I don't know when Heart of Thorns is coming out. My guild ran a contest shortly after the announcement where everyone could bet five gold to pick a date, and I chose on in late July. I don't think that's accurate any more, though signs point to us learning something at E3.
If I had to make a revised guess, I might thing August/September is more realistic at this point. It's been tough having virtually no new content since January, but I think the wait is for the best, and not for the usual reason you hear – that everything needs to be just right, there needs to be more time to improve content and squash bugs, etc. Those things are important, but there's another cost to keep in mind: the human cost.
We all have deadlines, whether it's for school, work, or personal reasons. (“Your room better be clean by the time I get home!”) Most of the time, those deadlines give you a reasonable amount time to the required work done. When they don't, you either negotiate for more time or do the best you can in the time you're given.
In the video game industry, “the best you can in the time you're given” can be a perilous approach, leading to a bad product, with the poor reviews and sales that often come with it. We've all seen that a hundred times, especially in online gaming, instances of games released weeks or months ahead of when they really should have been. I don't have to name examples.
So why is it done? To prevent missing deadlines – and the cost in marketing dollars that comes with blaring “Coming (Date)” and then missing said date – a lot of companies utilize “crunch,” which is the practice of requiring long hours for an extended period to get a project completed on time. We all expect to work a little overtime when something important is due, but crunch in the video-game industry goes well beyond “a little overtime.” Some cringe-worthy horror stories can be found here.

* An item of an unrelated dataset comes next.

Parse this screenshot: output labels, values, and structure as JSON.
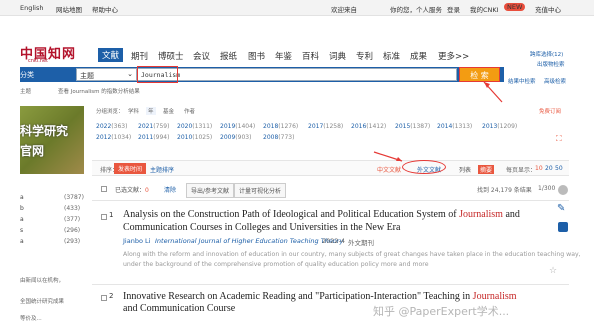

This probably isn't telling you something you don't already know; most gamers are familiar with the concept of crunch and how it hurts both the quality of games and the lives of the employees it affects. We can all say, “Those crunch stories are awful and we don't want our favorite developers to do it” when hearing about products after they're released and we've played and enjoyed them. But when we're anticipating something that hasn't yet come out... gee, can't those guys work a little harder and just get it done already?
I don't work at ArenaNet, but from what I've seen and heard from my interactions with employees, it seems to be a pretty good place, in terms of how they treat their employees. It rates as a 3.8 out of 5 on Glassdoor, with Work/Life Balance at 4.1. That's a sharp increase over how it rated (2.9) when I did a comparison of about 50 companies nearly two years ago, and it would rate in the top five if I re-did that list today.
(Yes, standard Glassdoor caveats apply: Ratings can be dragged down by disgruntled former employees, or boosted by a company that “encourages” its people to file glowing reviews. In fact, ArenaNet's leap from 2.9 to the high 3's came just a couple of months after I posted that article, and ArenaNet is listed as being an “Engaged Employer” on Glassdoor. Still, it's the best we've got, and at the very least, I don't think I've ever heard of any major controversy regarding how employees are treated there.)
I'd rather have a happy and healthy ArenaNet team that puts content out a little later than I'd prefer than one that is strung-out on 14-hour days for months on end and leaves the company en masse – voluntarily or not – after a project is completed. Sure, there's some reasonable limit as to how long it might take before it becomes more about people being lazy or unskilled rather than just trying to avoid crunch-related burnout, but unless Heart of Thorns is pushed back to 2016, I don't think that's the case here.
Time is (just a little bit of) money
With all that being said, is three years too long to go before an MMO has its first expansion? I'd say “yes” in most cases, but as we've seen from the NCSoft financial reports, it's not as if GW2 is limping along in terms of revenue. It still turns a tidy sum every quarter, and we'll all be lining up to fling our money at our computers when HoT finally is available. It's probably not costing ArenaNet any real sales to take as long as it does (again, within some reasonable limit), so why not take longer to avoid turning your team into mush?
It's not on the same level as World of Warcraft, numbers-wise, but that's another MMO that, listening to its rank and file players, seems to take excruciatingly long to put out new content and expansions – and even has a monthly fee to boot, thus depriving Blizzard of revenue when it goes through dry spells – and it keeps chugging along just fine.
It's certain that ArenaNet has internal deadlines for when they'd like to get things done, and maybe even a tentative release date for Heart of Thorns scribbled down somewhere. But for now, it's got the flexibility – and, in all likelihood, the trust of NCSoft – to put content out on its terms, in a way that's best for its employees and best for its business – even if it does make for restless customers.